Born in the UK in 1972, Duncan Jago is considered a veteran of the urban art and design community. He has been described as a pioneer of the Scrawl Movement. Growing up in the small village of Eye in Suffolk, Jago had an intense interest in graffiti, which led him to study illustration in Bristol. He graduated from the University Of The West of England in Bristol in 1998. It was there that Jago met Steff Plaetz and Will Barras, which led the way to the start of the now renowned Scrawl Collective agency. Mr. Jago’s skills lie in everything from painting and illustration to creating artwork and designs for some of the biggest international brands.

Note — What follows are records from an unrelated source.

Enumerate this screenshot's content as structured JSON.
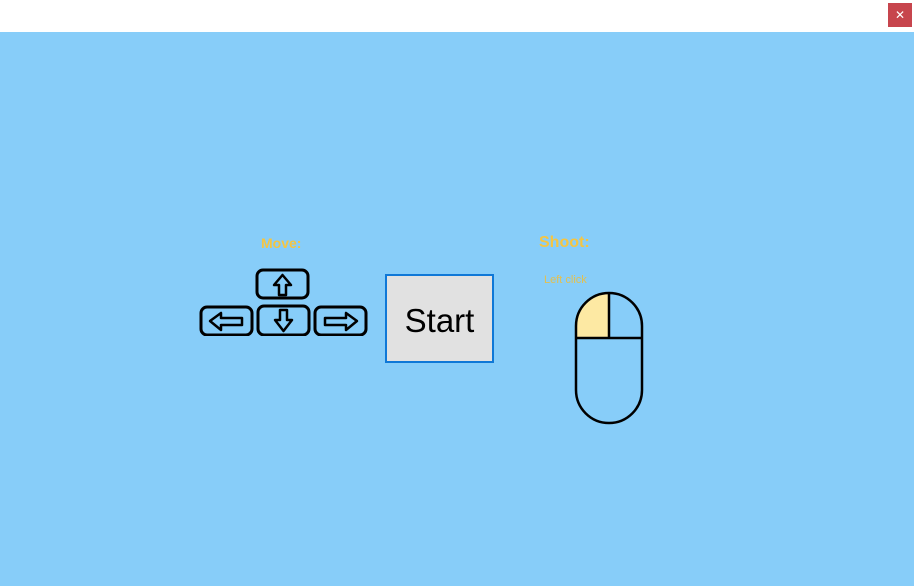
{
  "window": {
    "close_label": "✕"
  },
  "controls": {
    "move_label": "Move:",
    "shoot_label": "Shoot:",
    "left_click_label": "Left click"
  },
  "start_button": {
    "label": "Start"
  },
  "colors": {
    "background": "#87cdf9",
    "label_yellow": "#f5c542",
    "button_face": "#e1e1e1",
    "button_border": "#0f78d7",
    "close_button": "#c7454d",
    "mouse_left_highlight": "#fde9a3"
  },
  "icons": {
    "arrow_keys": [
      "up-arrow-key-icon",
      "left-arrow-key-icon",
      "down-arrow-key-icon",
      "right-arrow-key-icon"
    ],
    "mouse": "mouse-left-click-icon"
  }
}
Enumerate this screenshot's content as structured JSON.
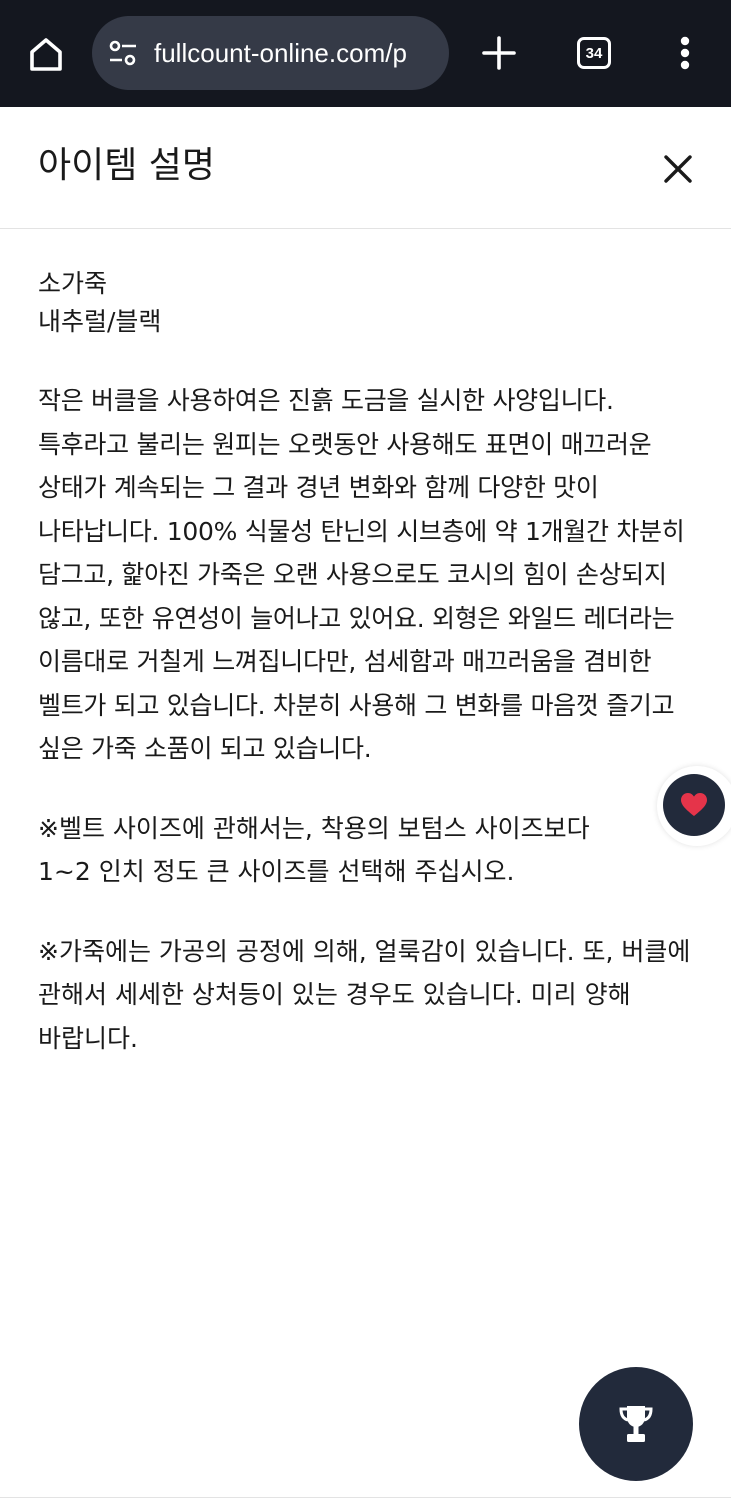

Mr. Jago’s early style that he explored during the nineties into the new millennium has undergone a prolonged and continuous process of abstraction and has evolved deliberately into his current way of working; the droid-like ﬁgures of his formative, commercial illustration slowly enveloped in ever-deepening layers of colour and shade. These ﬁgures have now become almost entirely hidden, remaining as shadowy, compositional elements, spectres lurking in the gloom behind the kaleidoscopic vapours of (what might perhaps be) humankind’s vanity and pollution. One senses a narrative, but it remains obscured, teasingly just out-of-view.
Most recently, Jago has taken the idioms of spray painting to a level of sophistication rarely seen in the medium, completely uninhibited by any notions of what spray painting is, or should be. There is maturity and depth to the use of colour that hints at the mineral traces left by geological time, or the complex nebulae of deep space revealed by Hubble’s keen eye.
His work is the result of a stream-of-consciousness approach, where meaning presents itself through process. One might well use the phrase abstract expressionism, since form and structure have undergone a process of abstraction, whilst primarily being emotionally expressive. It is both formally organized and balanced, as well as spontaneous and visceral.
Jago’s inspirations and influences span the cultures of hip-hop, comic books, impressionist masters, Japanese manga, nature, and artists such as Futura 2000 and Mode 2. About his art, Jago states, “Painting for me is a part of a therapeutic practice and in this body of work, I am working through my own anxiety to do with the worries I have regarding where we are heading as a species. As our numbers increase on the planet I am fearful of the obvious effects we are having on our environment. I think walking around owning a pair of eyes and ears for the last 37 years I have probably been influenced by countless people, sounds and sights. However I think my love of nature has been the biggest influence. The forms and flows that exist within it seem to be appearing in my work more and more nowadays.”
On his website, Jago quotes Thomas Merton who wrote in his book No Man Is an Island, “Art enables us to find ourselves and lose ourselves at the same time.”
2011: Rudimentary Perfection, Recoat Gallery, Glasgow ; Never Judge, Stolenspace Gallery, London; 2010: Overseas & Undertones, ABV Gallery, Atlanta; Sleight Of Hand, Recoat Gallery, Glasgow; LTRHDS 2010, 1000 £ Bend, Melbourne and Red Bull Gallery, Sydney. 2009: Keep From Going Under, Friend & Co Gallery, Bristol; Modart Curated Show, Thinkspace Gallery, Los Angeles; Artists Eleven, Bonhams, London; So Refined, The Don Gallery, Milan. 2008: Burning Bridges Group Show, The Brick Lane Gallery, London. 2007: Space Junk, a travelling exhibit throughout France. 2006: Mr. Jago, Lazy Dog, Paris. 2005: Urban Edge, Spazio Gallery, Milan. 2004: Scrawl Collective, Boxfresh Store, London. 2003: Paintura Project, Parco Gallery, Tokyo. 2002: Art Meets Windows, Hunaku Store, Osaka. 2001: Night Vision Goggles, Houston Gallery, Seattle.
Sources: Information and texts compiled by Alison Tara from Duncan Jago's artist statement on his website (www.mrjago.com); a 2009 interview with Andrew Hosner on www.sourharvest.com; and a biography on stolenspace.com